The learning rate variable eta is set at the beginning of the script as a small magnitude value and passed into the algorithm. Many possibilities exist for setting the termination criteria of the algorithm, including setting a “little epsilon” value which is an acceptably small gradient at which we can be satisfied that we’ve reached the closest approximation of the target function. I initially attempted to use this “little epsilon” value as the termination criteria but was having difficulty reaching an adequately small gradient. My next solution was to simply to terminate after a reasonably large number of iterations.
The main worker method of the script is gradient_descent(), which performs the weight updates and provides the high-level implementation of the gradient descent algorithm. I made my implementation rather verbose in order to facilitate debugging and inspecting the values that were being returned. As such, my gradient_descent() method makes use of a separate get_gradient method, which takes the set of target values, training data, and current weight vector and returns the gradient. Abu-Mostafa calculates the gradient using this summation:
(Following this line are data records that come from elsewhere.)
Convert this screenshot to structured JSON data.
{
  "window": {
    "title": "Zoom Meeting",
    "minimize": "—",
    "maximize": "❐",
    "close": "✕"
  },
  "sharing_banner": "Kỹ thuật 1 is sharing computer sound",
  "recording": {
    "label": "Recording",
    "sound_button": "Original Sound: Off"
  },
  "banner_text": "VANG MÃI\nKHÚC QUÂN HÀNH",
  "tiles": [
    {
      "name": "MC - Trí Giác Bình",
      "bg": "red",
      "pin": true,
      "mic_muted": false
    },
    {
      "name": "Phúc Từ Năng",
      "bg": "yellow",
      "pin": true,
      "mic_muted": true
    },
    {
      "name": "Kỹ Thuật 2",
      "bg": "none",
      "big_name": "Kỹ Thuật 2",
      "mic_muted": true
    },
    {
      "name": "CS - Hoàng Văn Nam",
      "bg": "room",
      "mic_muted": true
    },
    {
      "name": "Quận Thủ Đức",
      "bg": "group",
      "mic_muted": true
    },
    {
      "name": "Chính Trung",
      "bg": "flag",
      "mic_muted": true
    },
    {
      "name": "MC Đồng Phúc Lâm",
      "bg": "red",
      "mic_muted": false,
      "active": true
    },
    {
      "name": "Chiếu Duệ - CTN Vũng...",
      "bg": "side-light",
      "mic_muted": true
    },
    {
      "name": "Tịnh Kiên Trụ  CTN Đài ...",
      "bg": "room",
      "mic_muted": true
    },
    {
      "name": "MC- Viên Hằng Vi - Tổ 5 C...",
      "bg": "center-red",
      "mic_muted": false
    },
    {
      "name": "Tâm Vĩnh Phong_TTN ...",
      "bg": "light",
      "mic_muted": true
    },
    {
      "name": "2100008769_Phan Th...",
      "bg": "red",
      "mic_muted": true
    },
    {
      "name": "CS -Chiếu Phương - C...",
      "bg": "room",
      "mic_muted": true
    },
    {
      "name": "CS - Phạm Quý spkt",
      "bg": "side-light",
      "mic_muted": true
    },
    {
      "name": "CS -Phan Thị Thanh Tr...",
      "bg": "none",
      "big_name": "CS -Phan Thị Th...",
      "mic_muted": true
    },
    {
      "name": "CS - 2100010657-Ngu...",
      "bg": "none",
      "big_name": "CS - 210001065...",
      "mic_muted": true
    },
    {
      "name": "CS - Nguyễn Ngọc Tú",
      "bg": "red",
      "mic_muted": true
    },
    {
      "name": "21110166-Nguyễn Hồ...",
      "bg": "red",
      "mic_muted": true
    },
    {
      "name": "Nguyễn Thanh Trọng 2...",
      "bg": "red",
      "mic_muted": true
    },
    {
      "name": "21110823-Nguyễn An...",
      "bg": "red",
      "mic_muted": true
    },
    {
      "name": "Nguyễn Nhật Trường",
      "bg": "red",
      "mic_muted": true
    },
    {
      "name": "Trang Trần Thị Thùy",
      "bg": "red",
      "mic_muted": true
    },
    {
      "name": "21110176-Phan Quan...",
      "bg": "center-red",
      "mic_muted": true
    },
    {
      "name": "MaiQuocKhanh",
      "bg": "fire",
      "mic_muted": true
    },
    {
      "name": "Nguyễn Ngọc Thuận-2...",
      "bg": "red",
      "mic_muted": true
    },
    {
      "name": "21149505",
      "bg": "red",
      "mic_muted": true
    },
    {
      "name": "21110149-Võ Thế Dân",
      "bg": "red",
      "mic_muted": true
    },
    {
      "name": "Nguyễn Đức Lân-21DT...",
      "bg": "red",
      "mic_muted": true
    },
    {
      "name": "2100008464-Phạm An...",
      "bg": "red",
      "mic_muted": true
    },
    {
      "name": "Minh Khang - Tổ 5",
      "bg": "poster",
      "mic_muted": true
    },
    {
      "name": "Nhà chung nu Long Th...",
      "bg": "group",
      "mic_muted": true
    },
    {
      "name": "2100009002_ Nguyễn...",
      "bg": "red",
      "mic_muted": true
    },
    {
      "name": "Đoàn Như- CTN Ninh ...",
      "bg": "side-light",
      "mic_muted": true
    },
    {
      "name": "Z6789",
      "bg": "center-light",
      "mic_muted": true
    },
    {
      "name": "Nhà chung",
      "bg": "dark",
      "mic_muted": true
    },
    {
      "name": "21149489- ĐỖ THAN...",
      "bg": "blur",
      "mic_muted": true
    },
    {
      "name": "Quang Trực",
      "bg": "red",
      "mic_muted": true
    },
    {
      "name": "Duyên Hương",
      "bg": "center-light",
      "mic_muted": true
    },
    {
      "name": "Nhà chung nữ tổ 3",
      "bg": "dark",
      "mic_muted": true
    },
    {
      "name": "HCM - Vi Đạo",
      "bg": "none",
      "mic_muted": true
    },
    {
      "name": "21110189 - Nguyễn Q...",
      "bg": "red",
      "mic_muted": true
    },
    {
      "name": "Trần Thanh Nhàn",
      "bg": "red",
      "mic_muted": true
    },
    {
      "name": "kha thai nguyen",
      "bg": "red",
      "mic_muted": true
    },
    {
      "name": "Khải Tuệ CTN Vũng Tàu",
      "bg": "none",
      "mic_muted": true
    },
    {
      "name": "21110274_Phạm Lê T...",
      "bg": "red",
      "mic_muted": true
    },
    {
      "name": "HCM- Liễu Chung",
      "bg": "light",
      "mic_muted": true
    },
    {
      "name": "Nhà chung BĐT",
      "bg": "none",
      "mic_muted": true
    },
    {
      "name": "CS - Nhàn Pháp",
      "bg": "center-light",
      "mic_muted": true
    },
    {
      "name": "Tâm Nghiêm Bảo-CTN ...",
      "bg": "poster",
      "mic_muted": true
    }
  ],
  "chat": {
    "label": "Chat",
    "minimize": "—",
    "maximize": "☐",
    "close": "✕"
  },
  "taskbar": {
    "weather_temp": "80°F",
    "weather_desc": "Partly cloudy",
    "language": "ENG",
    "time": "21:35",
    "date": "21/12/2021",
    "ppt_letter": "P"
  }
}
gradient = -1/N * (summation (for n in N) → ((y[n] * x[n]) / ( 1 + e^( y[n]* w[t]Tx[n] )))
N is the cardinality of the training set,
n is a given sample in N,
y[n] is the target value for that instance of N,
x[n] is the vector of inputs,
and w[t] is the vector of weights for that iteration of the algorithm (this weight vector stays the same throughout the whole summation).
This particular method of finding the gradient is nice because it has the sigmoid function somewhat baked into it. Other methods seem to require a lot of normalizing the data beforehand or require running the error through the sigmoid function separately [Harrington, 89].
I implemented the summation in separate steps, with the get_gradient() method responsible for iterating through the dataset N and get_partial_gradient_sum() responsible for the calculation of (y[n] * x[n]) / ( 1 + e^( y[n]* w[t]Tx[n] )). This was to prevent the code from becoming too unwieldy in one method and also to facilitate stepping through and debugging the algorithm.
If I have the opportunity to refine future versions of this implementation, I plan to turn use lambda functions with matrix operations instead of a for-loop in get_gradient(). I used the iterative approach in order to be able to inspect the values that were being returned by the different methods that produce the gradient, but once I know they are correct, I need to convert the process into a matrix operation.
It seems that the standard Python numeric types couldn’t quite accommodate operations we needed to perform the large values in the Income data so I had to divide all of these values by 1000 when generating the datasets in order to produce a nice distribution.
One hard-learned lesson as I was trying to assess the performance of the algorithm was that an integer divided by an integer will yield an integer in Python. I discovered this when normalizing the gradient with 1/N. N, of course, is an integer so the output of this operation was 1 instead of .0001.
Abu-Mostafa, Y., Lin, H., and Magdon-Ismael, M. Learning from Data: A Short Course. AMLbook.com, 2012, 88-99.
Abu-Mostafa, Y. CS 156, “Learning from data.” California Institute of Technology, Lecture 9. https://www.youtube.com/watch?v=VeKeFIepJBU&list=PL6E95797B0B983ECB
Harrington, P. Machine Learning in Action. Manning, Shelter Island, 2012, 83-100.
Mitchell, T. Machine Learning. McGraw-Hill, San Francisco, 1997, 89-97.